The problem ->
A complete and exact copy of the entries below is the expected result.

START Data to use

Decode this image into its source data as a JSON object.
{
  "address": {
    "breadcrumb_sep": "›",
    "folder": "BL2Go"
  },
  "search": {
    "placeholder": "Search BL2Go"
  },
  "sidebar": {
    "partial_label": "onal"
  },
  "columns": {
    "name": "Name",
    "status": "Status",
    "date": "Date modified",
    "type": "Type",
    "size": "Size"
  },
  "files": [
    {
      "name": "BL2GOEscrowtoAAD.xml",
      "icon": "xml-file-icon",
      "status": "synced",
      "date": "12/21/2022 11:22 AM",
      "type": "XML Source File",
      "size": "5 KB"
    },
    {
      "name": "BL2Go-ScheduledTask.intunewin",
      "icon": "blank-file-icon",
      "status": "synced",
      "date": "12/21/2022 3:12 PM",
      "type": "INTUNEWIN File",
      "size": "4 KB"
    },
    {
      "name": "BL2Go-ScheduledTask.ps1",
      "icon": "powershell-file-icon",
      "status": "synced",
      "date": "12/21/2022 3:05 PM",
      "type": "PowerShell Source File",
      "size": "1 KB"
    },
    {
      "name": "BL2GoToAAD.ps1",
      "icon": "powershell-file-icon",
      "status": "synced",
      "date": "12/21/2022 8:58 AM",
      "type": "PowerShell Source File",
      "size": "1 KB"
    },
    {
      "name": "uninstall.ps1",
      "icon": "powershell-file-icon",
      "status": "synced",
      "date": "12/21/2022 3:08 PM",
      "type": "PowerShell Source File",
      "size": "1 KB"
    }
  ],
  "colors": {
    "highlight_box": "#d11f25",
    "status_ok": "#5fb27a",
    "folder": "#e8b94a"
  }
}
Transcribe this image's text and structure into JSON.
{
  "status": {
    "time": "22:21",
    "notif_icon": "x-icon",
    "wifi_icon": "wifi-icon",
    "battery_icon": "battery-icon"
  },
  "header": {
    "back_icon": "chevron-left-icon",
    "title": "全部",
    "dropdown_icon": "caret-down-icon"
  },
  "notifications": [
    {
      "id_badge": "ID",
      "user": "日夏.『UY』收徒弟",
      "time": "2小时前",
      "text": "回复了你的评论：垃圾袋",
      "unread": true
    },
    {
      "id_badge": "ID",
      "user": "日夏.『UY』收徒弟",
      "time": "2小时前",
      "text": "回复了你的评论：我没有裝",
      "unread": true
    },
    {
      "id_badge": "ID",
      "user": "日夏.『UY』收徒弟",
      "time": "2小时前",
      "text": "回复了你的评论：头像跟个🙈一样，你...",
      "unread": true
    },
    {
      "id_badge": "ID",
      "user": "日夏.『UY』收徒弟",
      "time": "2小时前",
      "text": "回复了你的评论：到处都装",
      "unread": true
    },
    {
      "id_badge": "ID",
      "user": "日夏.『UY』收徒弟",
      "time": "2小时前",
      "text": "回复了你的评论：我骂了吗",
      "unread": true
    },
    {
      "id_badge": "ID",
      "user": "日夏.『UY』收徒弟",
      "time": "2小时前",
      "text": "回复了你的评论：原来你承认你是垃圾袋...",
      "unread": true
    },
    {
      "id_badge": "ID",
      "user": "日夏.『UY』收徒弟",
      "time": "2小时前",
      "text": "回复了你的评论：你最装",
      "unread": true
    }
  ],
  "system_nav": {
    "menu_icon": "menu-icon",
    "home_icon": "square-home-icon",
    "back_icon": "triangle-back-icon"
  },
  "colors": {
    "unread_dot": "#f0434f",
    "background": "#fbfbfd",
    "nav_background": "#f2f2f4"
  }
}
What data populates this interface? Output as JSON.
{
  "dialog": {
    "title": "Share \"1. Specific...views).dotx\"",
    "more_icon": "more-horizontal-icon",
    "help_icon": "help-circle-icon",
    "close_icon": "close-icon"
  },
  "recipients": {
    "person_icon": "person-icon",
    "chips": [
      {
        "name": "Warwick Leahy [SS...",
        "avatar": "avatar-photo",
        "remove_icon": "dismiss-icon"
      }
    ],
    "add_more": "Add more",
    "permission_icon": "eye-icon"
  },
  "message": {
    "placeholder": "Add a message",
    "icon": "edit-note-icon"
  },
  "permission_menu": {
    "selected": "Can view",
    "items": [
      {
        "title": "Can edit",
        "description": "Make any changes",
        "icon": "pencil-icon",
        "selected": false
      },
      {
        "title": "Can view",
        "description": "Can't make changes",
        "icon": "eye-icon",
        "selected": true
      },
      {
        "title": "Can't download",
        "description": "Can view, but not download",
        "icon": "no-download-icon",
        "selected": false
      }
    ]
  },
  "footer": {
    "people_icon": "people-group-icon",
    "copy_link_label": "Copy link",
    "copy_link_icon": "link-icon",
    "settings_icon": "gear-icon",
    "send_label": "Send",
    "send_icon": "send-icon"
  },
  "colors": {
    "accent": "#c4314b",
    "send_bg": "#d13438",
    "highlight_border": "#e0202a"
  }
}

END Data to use

Response area ->
Decode this image into its source data as a JSON object.
{
  "address": {
    "breadcrumb_sep": "›",
    "folder": "BL2Go"
  },
  "search": {
    "placeholder": "Search BL2Go"
  },
  "sidebar": {
    "partial_label": "onal"
  },
  "columns": {
    "name": "Name",
    "status": "Status",
    "date": "Date modified",
    "type": "Type",
    "size": "Size"
  },
  "files": [
    {
      "name": "BL2GOEscrowtoAAD.xml",
      "icon": "xml-file-icon",
      "status": "synced",
      "date": "12/21/2022 11:22 AM",
      "type": "XML Source File",
      "size": "5 KB"
    },
    {
      "name": "BL2Go-ScheduledTask.intunewin",
      "icon": "blank-file-icon",
      "status": "synced",
      "date": "12/21/2022 3:12 PM",
      "type": "INTUNEWIN File",
      "size": "4 KB"
    },
    {
      "name": "BL2Go-ScheduledTask.ps1",
      "icon": "powershell-file-icon",
      "status": "synced",
      "date": "12/21/2022 3:05 PM",
      "type": "PowerShell Source File",
      "size": "1 KB"
    },
    {
      "name": "BL2GoToAAD.ps1",
      "icon": "powershell-file-icon",
      "status": "synced",
      "date": "12/21/2022 8:58 AM",
      "type": "PowerShell Source File",
      "size": "1 KB"
    },
    {
      "name": "uninstall.ps1",
      "icon": "powershell-file-icon",
      "status": "synced",
      "date": "12/21/2022 3:08 PM",
      "type": "PowerShell Source File",
      "size": "1 KB"
    }
  ],
  "colors": {
    "highlight_box": "#d11f25",
    "status_ok": "#5fb27a",
    "folder": "#e8b94a"
  }
}
Transcribe this image's text and structure into JSON.
{
  "status": {
    "time": "22:21",
    "notif_icon": "x-icon",
    "wifi_icon": "wifi-icon",
    "battery_icon": "battery-icon"
  },
  "header": {
    "back_icon": "chevron-left-icon",
    "title": "全部",
    "dropdown_icon": "caret-down-icon"
  },
  "notifications": [
    {
      "id_badge": "ID",
      "user": "日夏.『UY』收徒弟",
      "time": "2小时前",
      "text": "回复了你的评论：垃圾袋",
      "unread": true
    },
    {
      "id_badge": "ID",
      "user": "日夏.『UY』收徒弟",
      "time": "2小时前",
      "text": "回复了你的评论：我没有裝",
      "unread": true
    },
    {
      "id_badge": "ID",
      "user": "日夏.『UY』收徒弟",
      "time": "2小时前",
      "text": "回复了你的评论：头像跟个🙈一样，你...",
      "unread": true
    },
    {
      "id_badge": "ID",
      "user": "日夏.『UY』收徒弟",
      "time": "2小时前",
      "text": "回复了你的评论：到处都装",
      "unread": true
    },
    {
      "id_badge": "ID",
      "user": "日夏.『UY』收徒弟",
      "time": "2小时前",
      "text": "回复了你的评论：我骂了吗",
      "unread": true
    },
    {
      "id_badge": "ID",
      "user": "日夏.『UY』收徒弟",
      "time": "2小时前",
      "text": "回复了你的评论：原来你承认你是垃圾袋...",
      "unread": true
    },
    {
      "id_badge": "ID",
      "user": "日夏.『UY』收徒弟",
      "time": "2小时前",
      "text": "回复了你的评论：你最装",
      "unread": true
    }
  ],
  "system_nav": {
    "menu_icon": "menu-icon",
    "home_icon": "square-home-icon",
    "back_icon": "triangle-back-icon"
  },
  "colors": {
    "unread_dot": "#f0434f",
    "background": "#fbfbfd",
    "nav_background": "#f2f2f4"
  }
}
What data populates this interface? Output as JSON.
{
  "dialog": {
    "title": "Share \"1. Specific...views).dotx\"",
    "more_icon": "more-horizontal-icon",
    "help_icon": "help-circle-icon",
    "close_icon": "close-icon"
  },
  "recipients": {
    "person_icon": "person-icon",
    "chips": [
      {
        "name": "Warwick Leahy [SS...",
        "avatar": "avatar-photo",
        "remove_icon": "dismiss-icon"
      }
    ],
    "add_more": "Add more",
    "permission_icon": "eye-icon"
  },
  "message": {
    "placeholder": "Add a message",
    "icon": "edit-note-icon"
  },
  "permission_menu": {
    "selected": "Can view",
    "items": [
      {
        "title": "Can edit",
        "description": "Make any changes",
        "icon": "pencil-icon",
        "selected": false
      },
      {
        "title": "Can view",
        "description": "Can't make changes",
        "icon": "eye-icon",
        "selected": true
      },
      {
        "title": "Can't download",
        "description": "Can view, but not download",
        "icon": "no-download-icon",
        "selected": false
      }
    ]
  },
  "footer": {
    "people_icon": "people-group-icon",
    "copy_link_label": "Copy link",
    "copy_link_icon": "link-icon",
    "settings_icon": "gear-icon",
    "send_label": "Send",
    "send_icon": "send-icon"
  },
  "colors": {
    "accent": "#c4314b",
    "send_bg": "#d13438",
    "highlight_border": "#e0202a"
  }
}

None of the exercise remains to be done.